Hot Walker

This is the person that walks the racehorses around after a race. It is important, because if a horse doesn't cool down before returning to his stall, the overheating can cause kidney damage. Don't expect high wages, but you do get to work outdoors and with animals.

Circus Elephant Tender

The job involves taking care of the elephants for a circus. Mostly this means lots of shoveling of large piles of - well, you get the point. Not only is this a dirty job, but it can be dangerous too.

Bird Poop Jewelry Business

I'm not making this up. There really was a man who had (has?) a business selling jewelry made of bird poop. The various types are encased in clear acrylic, and made into pendants and earrings. (Having researched this again in 2011, it seems that most bird-poop jewelry for sale now uses fake poop.)

Political Writing

You don't think politicians write their own pamphlets, brochures, and other campaign materials? Really now - they hardly think their own thoughts. One writer reports that she charges $25 to $35 per hour for writing for politicians. Qualifications? Writing skills, and perhaps an ability and willingness to lie.

Weird Restoration Business

Ever see an old merry-go-round still functioning. They need to be restored if they are not thrown away. Someone has to do it, and probably gets paid fairly for this highly specialized field. At they appear to focus not on the whole machine as much as restoring the horses and other animals taken from carousels.

Technical Manual Translator

Want to translate that technical manual or users guide for the VCR from Japanese to English? Call someone who does this type of work. It may be tedious, but the pay is above average.

Awful AND Weird

I recently came across the story of a woman who worked as an assembler of hypodermic needles. Her job was simply to attach the needles to the syringes. Unfortunately, she was paid by the piece, and made less than $6 on one shift, due to all the time spent tending to her wounds.

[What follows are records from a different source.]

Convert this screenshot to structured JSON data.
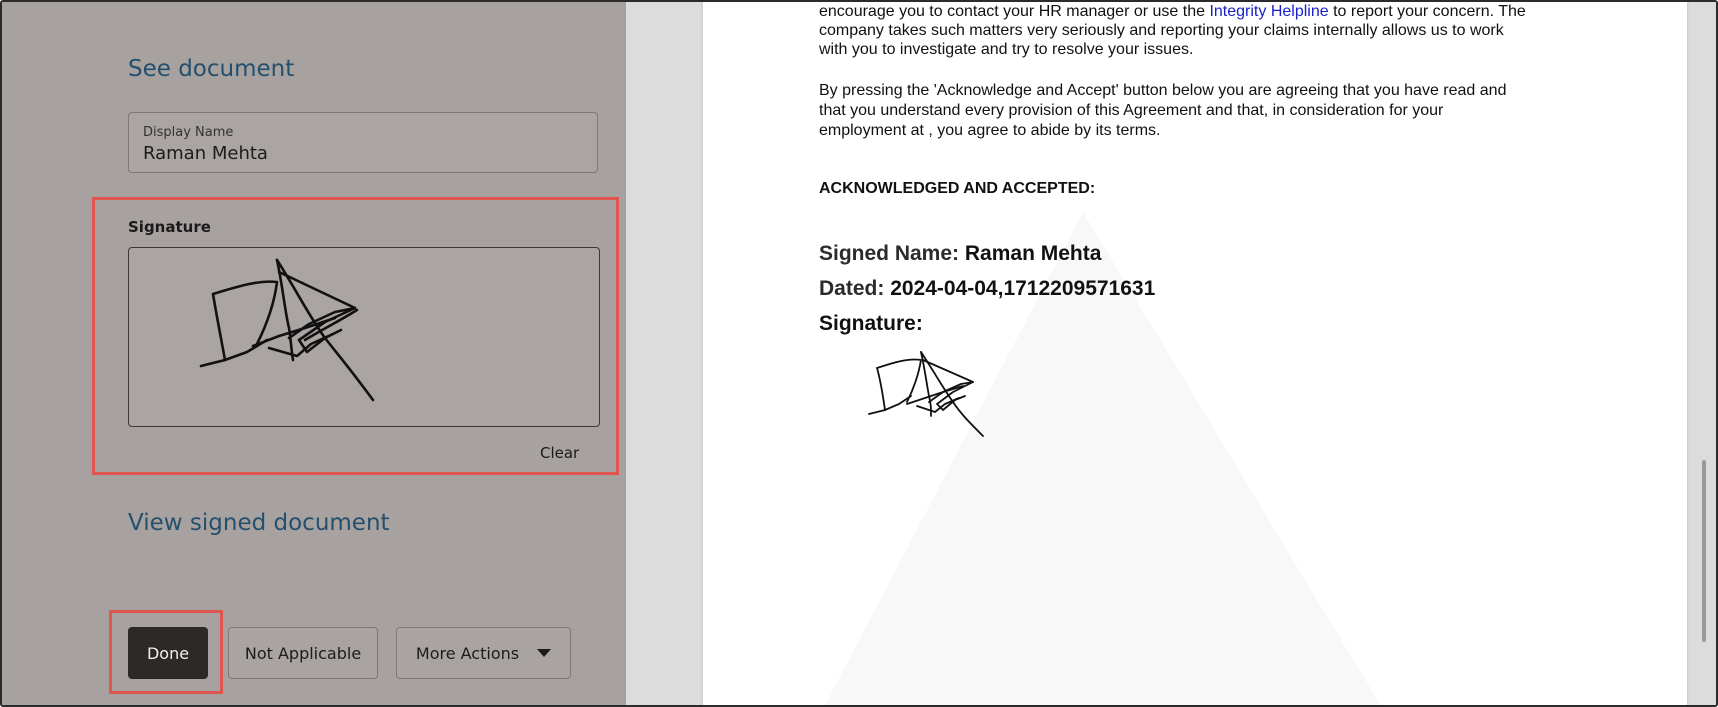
{
  "left_panel": {
    "see_document": "See document",
    "display_name": {
      "label": "Display Name",
      "value": "Raman Mehta"
    },
    "signature": {
      "title": "Signature",
      "clear_label": "Clear"
    },
    "view_signed_document": "View signed document",
    "actions": {
      "done": "Done",
      "not_applicable": "Not Applicable",
      "more_actions": "More Actions"
    }
  },
  "document": {
    "para1": {
      "line1_before": "encourage you to contact your HR manager or use the ",
      "line1_link": "Integrity Helpline",
      "line1_after": " to report your concern. The",
      "line2": "company takes such matters very seriously and reporting your claims internally allows us to work",
      "line3": "with you to investigate and try to resolve your issues."
    },
    "para2": {
      "line1": "By pressing the 'Acknowledge and Accept' button below you are agreeing that you have read and",
      "line2": "that you understand every provision of this Agreement and that, in consideration for your",
      "line3": "employment at , you agree to abide by its terms."
    },
    "acknowledged": "ACKNOWLEDGED AND ACCEPTED:",
    "signed_name_label": "Signed Name:",
    "signed_name_value": "Raman Mehta",
    "dated_label": "Dated:",
    "dated_value": "2024-04-04,1712209571631",
    "signature_label": "Signature:"
  },
  "colors": {
    "highlight": "#e1554f",
    "link": "#24506d",
    "doc_link": "#1a22c7"
  }
}
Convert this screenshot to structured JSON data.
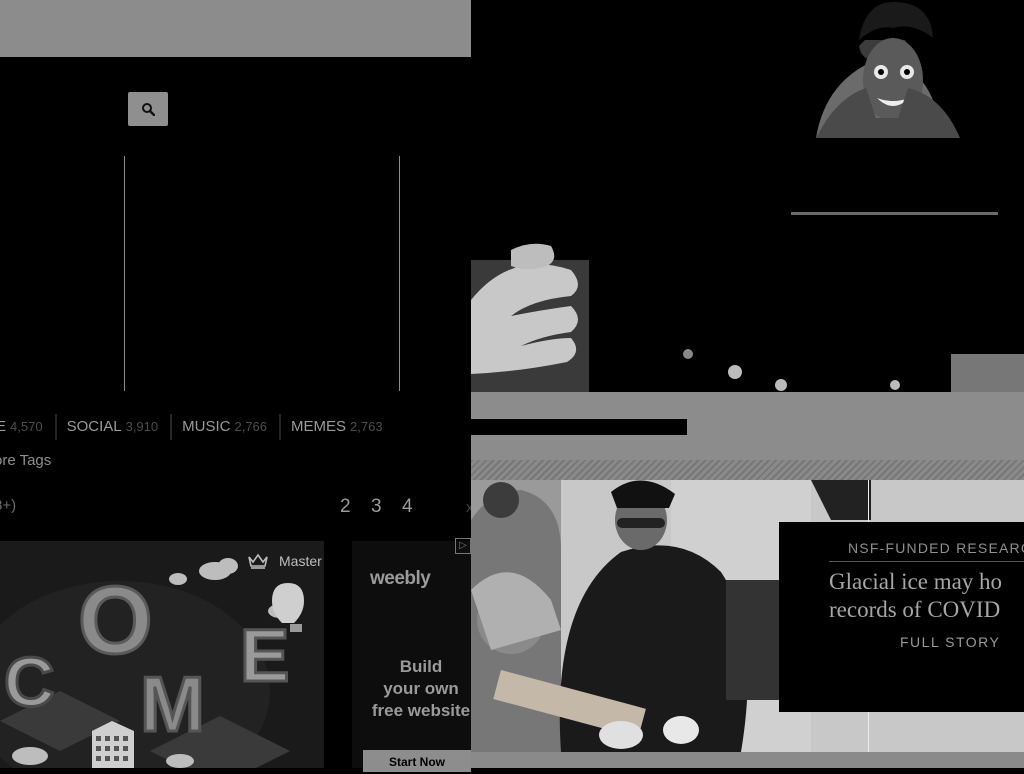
{
  "search": {
    "icon": "search-icon"
  },
  "tags": [
    {
      "label": "E",
      "count": "4,570"
    },
    {
      "label": "SOCIAL",
      "count": "3,910"
    },
    {
      "label": "MUSIC",
      "count": "2,766"
    },
    {
      "label": "MEMES",
      "count": "2,763"
    }
  ],
  "more_tags": "ore Tags",
  "age_label": "8+)",
  "pagination": {
    "pages": [
      "2",
      "3",
      "4"
    ],
    "next": "x"
  },
  "ads": {
    "master_label": "Master",
    "master_icon": "crown-icon",
    "art_letters": [
      "O",
      "C",
      "M",
      "E"
    ],
    "weebly_logo": "weebly",
    "weebly_line1": "Build",
    "weebly_line2": "your own",
    "weebly_line3": "free website",
    "weebly_cta": "Start Now",
    "adchoices": "▷"
  },
  "story": {
    "kicker": "NSF-FUNDED RESEARC",
    "headline_line1": "Glacial ice may ho",
    "headline_line2": "records of COVID",
    "link": "FULL STORY"
  }
}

Perhaps you don't want to be a sumo-wrestler's assistant, or for that matter a proctologist (now there's a weird job), or have any of the weird jobs listed here. At least they are fun to read about.